The Public Prosecutor is appointed by the State or Central Government and the prosecution machinery is to be completely separated from the investigation agency (the police). In 1995, the Supreme Court ordered in SB Sahane v. State of Maharashtra (AIR 1995 SC 1628) that the prosecution agency be autonomous, having a regular cadre of prosecuting officers. Also on earlier occasions the Court has categorically laid down that the Public Prosecutor is not a part of the investigating agency, but is an independent statutory authority and that the duty of a Public Prosecutor is to represent not the police, but the State.

While mechanisms to allow better coordination between the prosecution and the police are welcome, in certain states the demarcation between the two agencies is being blurred by appointment of senior police officials to head the prosecution. Demarcation to maintain independence of the prosecution is essential to ensure that the trial is not laden with biases that could go against the right to a fair trial of the accused. It is unfortunate that the State Governments of Tamilnadu and Uttar Pradesh have ignored the various court judgments that have categorically stressed that the prosecution should be independent of the police.

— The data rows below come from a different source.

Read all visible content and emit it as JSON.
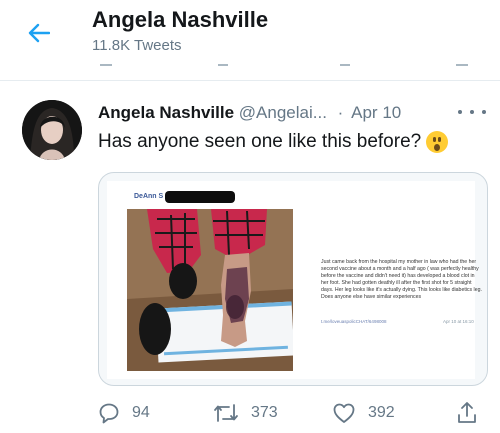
{
  "header": {
    "back_icon": "arrow-left-icon",
    "name": "Angela Nashville",
    "tweet_count": "11.8K Tweets"
  },
  "tweet": {
    "author_name": "Angela Nashville",
    "author_handle": "@Angelai...",
    "separator": "·",
    "date": "Apr 10",
    "text": "Has anyone seen one like this before?",
    "emoji": "face-with-open-mouth-icon"
  },
  "embedded_post": {
    "poster_name": "DeAnn S",
    "body": "Just came back from the hospital my mother in law who had the her second vaccine about a month and a half ago ( was perfectly healthy before the vaccine and didn't need it) has developed a blood clot in her foot. She had gotten deathly ill after the first shot for 5 straight days. Her leg looks like it's actually dying. This looks like diabetics leg. Does anyone else have similar experiences",
    "link": "t.me/loveuaspolicCHAT/6498008",
    "timestamp": "Apr 10 at 16:10"
  },
  "actions": {
    "replies": "94",
    "retweets": "373",
    "likes": "392"
  },
  "colors": {
    "accent": "#1da1f2",
    "text": "#14171a",
    "muted": "#657786",
    "emoji": "#ffcc33"
  }
}
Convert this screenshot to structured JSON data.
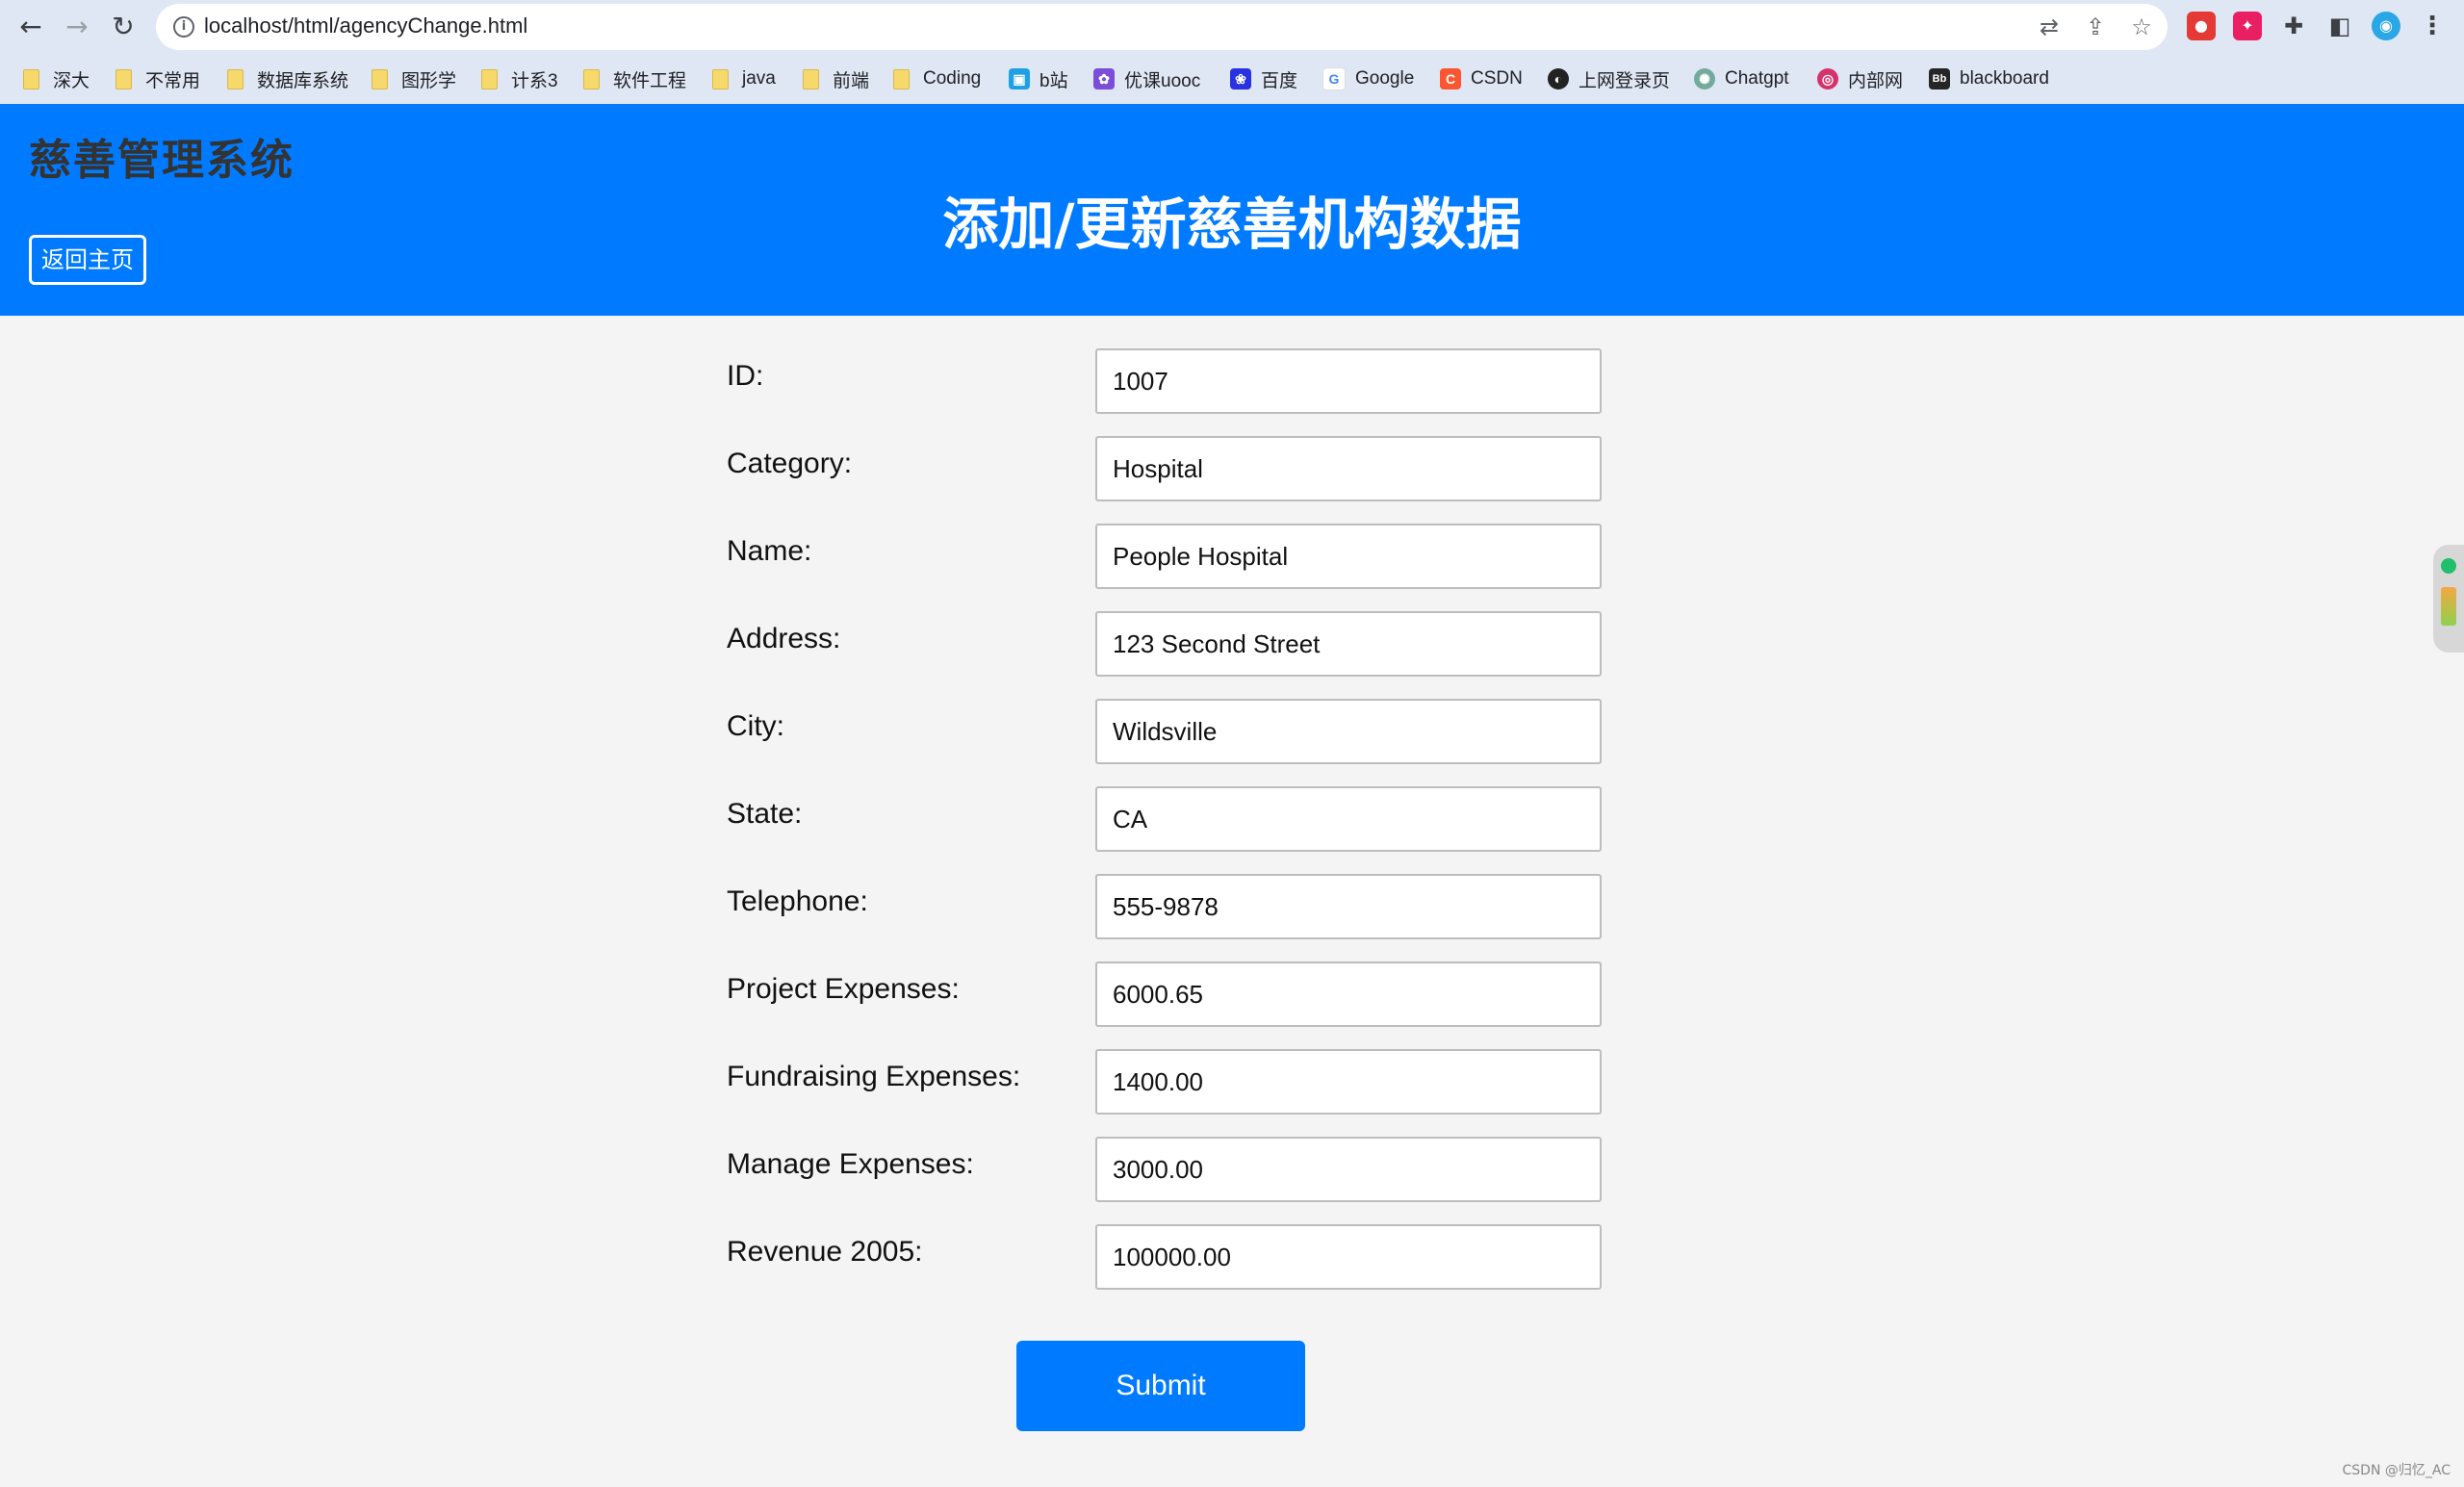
{
  "browser": {
    "url": "localhost/html/agencyChange.html",
    "bookmarks": [
      {
        "label": "深大",
        "icon": "folder-icon"
      },
      {
        "label": "不常用",
        "icon": "folder-icon"
      },
      {
        "label": "数据库系统",
        "icon": "folder-icon"
      },
      {
        "label": "图形学",
        "icon": "folder-icon"
      },
      {
        "label": "计系3",
        "icon": "folder-icon"
      },
      {
        "label": "软件工程",
        "icon": "folder-icon"
      },
      {
        "label": "java",
        "icon": "folder-icon"
      },
      {
        "label": "前端",
        "icon": "folder-icon"
      },
      {
        "label": "Coding",
        "icon": "folder-icon"
      },
      {
        "label": "b站",
        "icon": "bilibili-icon"
      },
      {
        "label": "优课uooc",
        "icon": "uooc-icon"
      },
      {
        "label": "百度",
        "icon": "baidu-icon"
      },
      {
        "label": "Google",
        "icon": "google-icon"
      },
      {
        "label": "CSDN",
        "icon": "csdn-icon"
      },
      {
        "label": "上网登录页",
        "icon": "globe-icon"
      },
      {
        "label": "Chatgpt",
        "icon": "chatgpt-icon"
      },
      {
        "label": "内部网",
        "icon": "intranet-icon"
      },
      {
        "label": "blackboard",
        "icon": "blackboard-icon"
      }
    ]
  },
  "header": {
    "system_title": "慈善管理系统",
    "home_button": "返回主页",
    "page_title": "添加/更新慈善机构数据",
    "background_color": "#007bff"
  },
  "form": {
    "fields": [
      {
        "label": "ID:",
        "value": "1007"
      },
      {
        "label": "Category:",
        "value": "Hospital"
      },
      {
        "label": "Name:",
        "value": "People Hospital"
      },
      {
        "label": "Address:",
        "value": "123 Second Street"
      },
      {
        "label": "City:",
        "value": "Wildsville"
      },
      {
        "label": "State:",
        "value": "CA"
      },
      {
        "label": "Telephone:",
        "value": "555-9878"
      },
      {
        "label": "Project Expenses:",
        "value": "6000.65"
      },
      {
        "label": "Fundraising Expenses:",
        "value": "1400.00"
      },
      {
        "label": "Manage Expenses:",
        "value": "3000.00"
      },
      {
        "label": "Revenue 2005:",
        "value": "100000.00"
      }
    ],
    "submit_label": "Submit"
  },
  "watermark": "CSDN @归忆_AC"
}
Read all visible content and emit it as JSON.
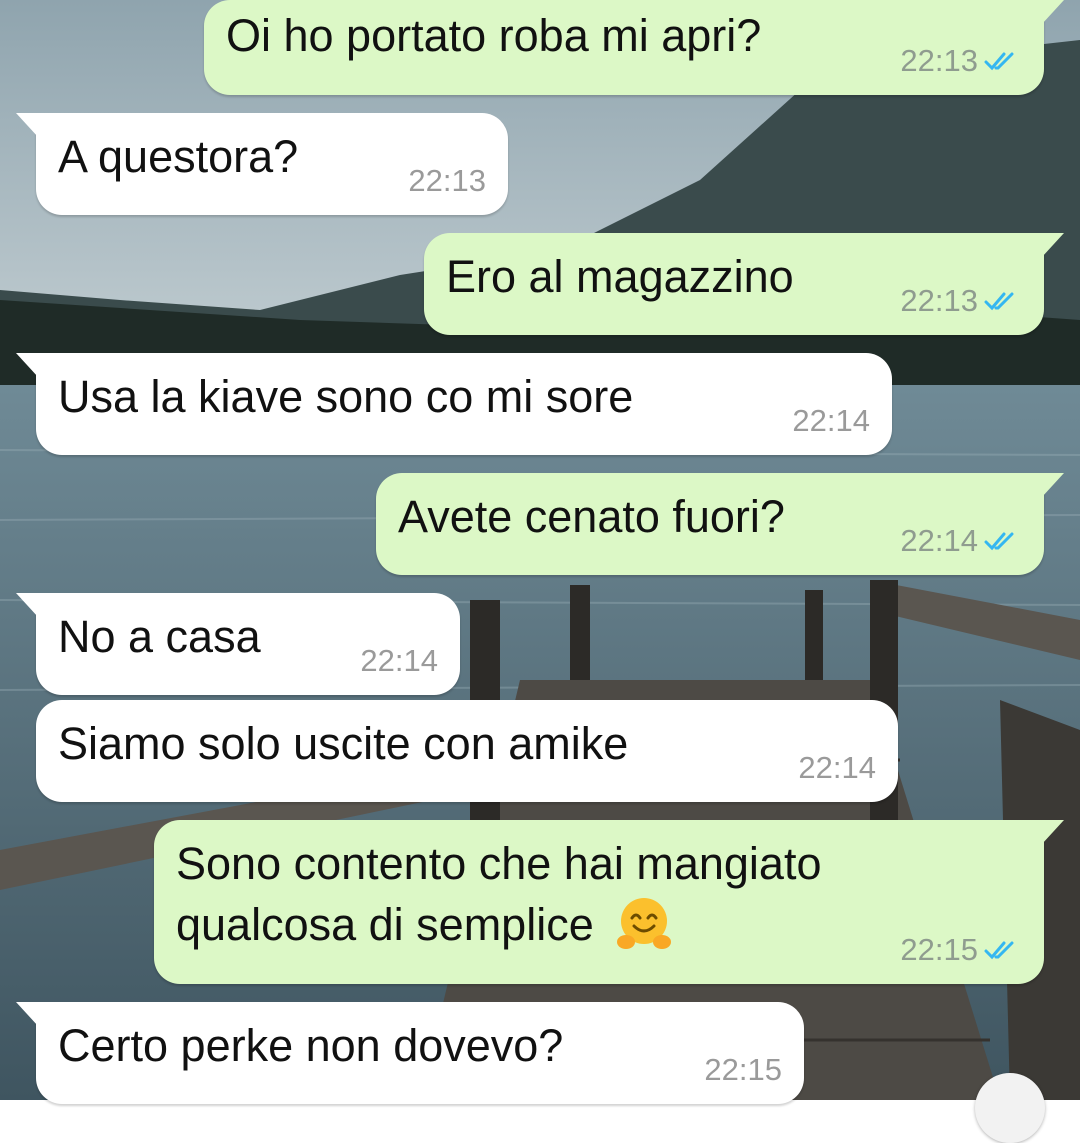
{
  "chat": {
    "messages": [
      {
        "direction": "out",
        "text": "Oi ho portato roba mi apri?",
        "time": "22:13",
        "status": "read"
      },
      {
        "direction": "in",
        "text": "A questora?",
        "time": "22:13"
      },
      {
        "direction": "out",
        "text": "Ero al magazzino",
        "time": "22:13",
        "status": "read"
      },
      {
        "direction": "in",
        "text": "Usa la kiave sono co mi sore",
        "time": "22:14"
      },
      {
        "direction": "out",
        "text": "Avete cenato fuori?",
        "time": "22:14",
        "status": "read"
      },
      {
        "direction": "in",
        "text": "No a casa",
        "time": "22:14"
      },
      {
        "direction": "in",
        "text": "Siamo solo uscite con amike",
        "time": "22:14"
      },
      {
        "direction": "out",
        "lines": [
          "Sono contento che hai mangiato",
          "qualcosa di semplice"
        ],
        "emoji": "hugging-face",
        "time": "22:15",
        "status": "read"
      },
      {
        "direction": "in",
        "text": "Certo perke non dovevo?",
        "time": "22:15"
      }
    ]
  },
  "colors": {
    "outgoing_bubble": "#dcf8c6",
    "incoming_bubble": "#ffffff",
    "read_receipt": "#34b7f1"
  },
  "icons": {
    "read_receipt": "double-check-icon",
    "emoji": "hugging-face-emoji",
    "scroll": "scroll-down-button"
  }
}
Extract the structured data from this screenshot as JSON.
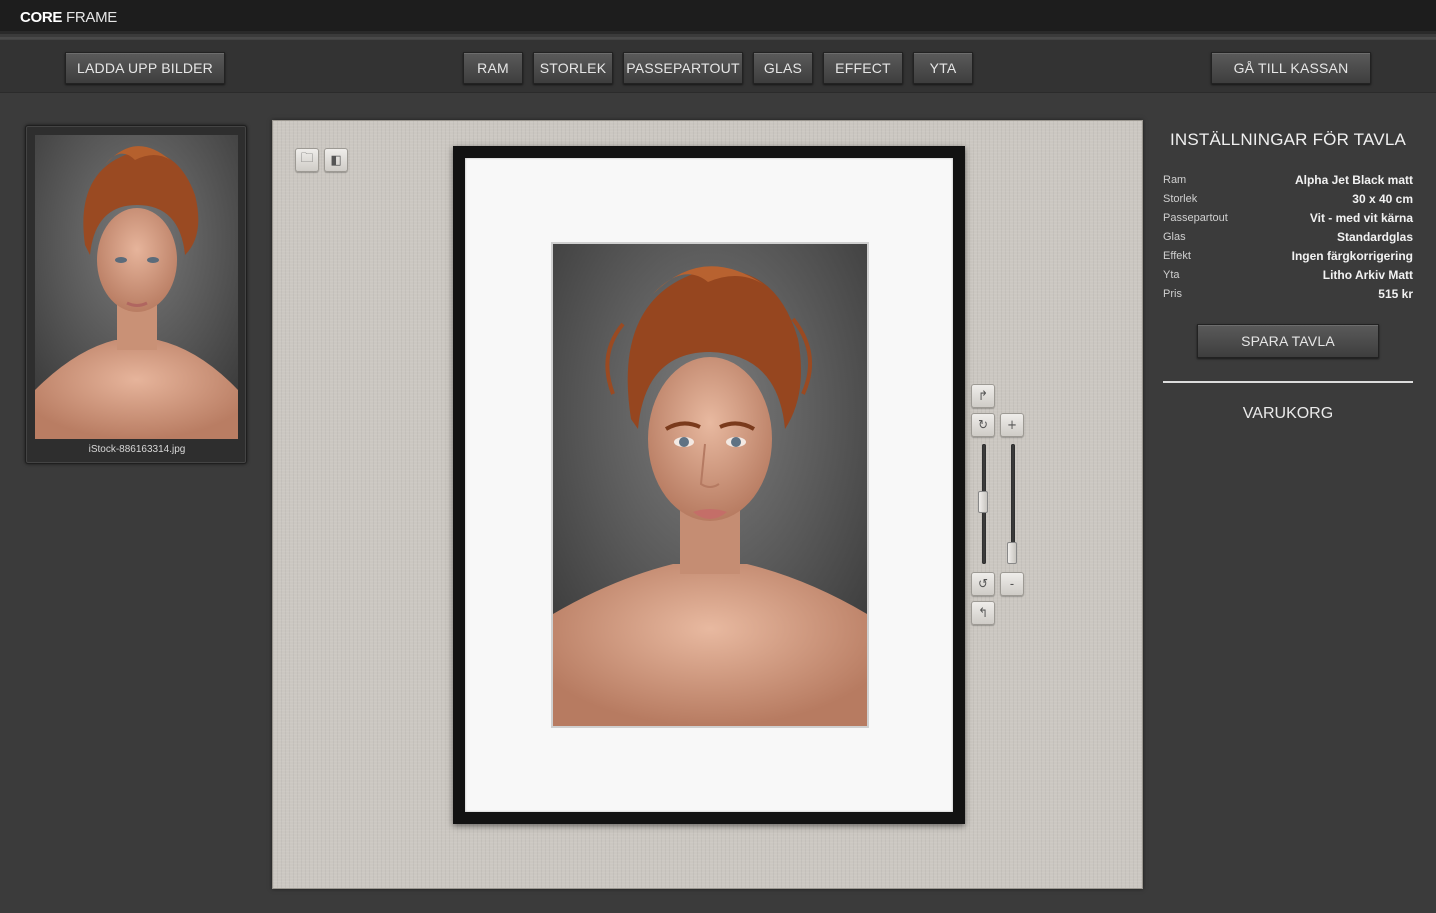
{
  "app": {
    "logo_bold": "CORE",
    "logo_light": "FRAME"
  },
  "nav": {
    "upload": "LADDA UPP BILDER",
    "tabs": [
      "RAM",
      "STORLEK",
      "PASSEPARTOUT",
      "GLAS",
      "EFFECT",
      "YTA"
    ],
    "checkout": "GÅ TILL KASSAN"
  },
  "thumbnail": {
    "filename": "iStock-886163314.jpg"
  },
  "canvas": {
    "tools": [
      {
        "icon": "folder-icon",
        "glyph": "🗀"
      },
      {
        "icon": "layout-icon",
        "glyph": "◧"
      }
    ],
    "controls": {
      "rotate_right_glyph": "↱",
      "rotate_cw_glyph": "↻",
      "zoom_in_glyph": "+",
      "rotate_ccw_glyph": "↺",
      "zoom_out_glyph": "-",
      "undo_glyph": "↰",
      "slider_left_level": 0.5,
      "slider_right_level": 0.1
    },
    "colors": {
      "frame": "#121212",
      "mat": "#f8f8f8",
      "backdrop": "#cbc7c1"
    }
  },
  "settings": {
    "title": "INSTÄLLNINGAR FÖR TAVLA",
    "rows": [
      {
        "key": "Ram",
        "value": "Alpha Jet Black matt"
      },
      {
        "key": "Storlek",
        "value": "30 x 40 cm"
      },
      {
        "key": "Passepartout",
        "value": "Vit - med vit kärna"
      },
      {
        "key": "Glas",
        "value": "Standardglas"
      },
      {
        "key": "Effekt",
        "value": "Ingen färgkorrigering"
      },
      {
        "key": "Yta",
        "value": "Litho Arkiv Matt"
      },
      {
        "key": "Pris",
        "value": "515 kr"
      }
    ],
    "save_label": "SPARA TAVLA"
  },
  "cart": {
    "title": "VARUKORG"
  }
}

In this light the recommendation of the Malimath Committee to further the blurring of the distinction between the police and the prosecution raises great concern. The Committee apparently concurs with the view of “several police officers” that this would not affect the independence of the prosecutors, which, it admits, “is essential for ensuring fairness in prosecution”. It is clear that while the Committee agrees, in principle, that the prosecution should be independent of interference by the police, it is of the opinion that this independence would not be affected by it being headed by a senior police officer. While this faith in the police is consistent with the Committee’s high opinion of the police in various respects, it ignores vast data on police abuse of power and the opinion of numerous police officers that the system of policing as it stands invites abuses.

Political influence over the Police in India has been acknowledged from even amongst senior police officials. Having the prosecution headed by the police would also leave scope for greater political pressure on the prosecution. Recent events in relation to the trial of those accused of involvement in communal riots in Gujarat have led to concerns about the politicised nature of the prosecution in that state. A thorough and independent review of the prosecution service is necessary prior to any reforms being implemented.


On the face of it, and especially from press coverage it may appear that some of the Committee’s conclusions and recommendations are harmless and indeed welcome. But there is more to be feared than gained from the recommendations as a whole. The overall failure of the Committee to address fundamental systemic failings in the criminal justice system which affect human rights rings alarm bells about the political commitment within the government that appointed this Committee to address these issues with the same zeal that it is addressing issues of internal and national security.

The Committee’s report is just one of a number of reports on the criminal justice system which have made recommendations for reform over a number of years. Few reforms however have been instituted. Despite this, there should not be any grounds for complacency about the recommendations of the Malimath Committee. Their favour poses a serious threat to human rights protection.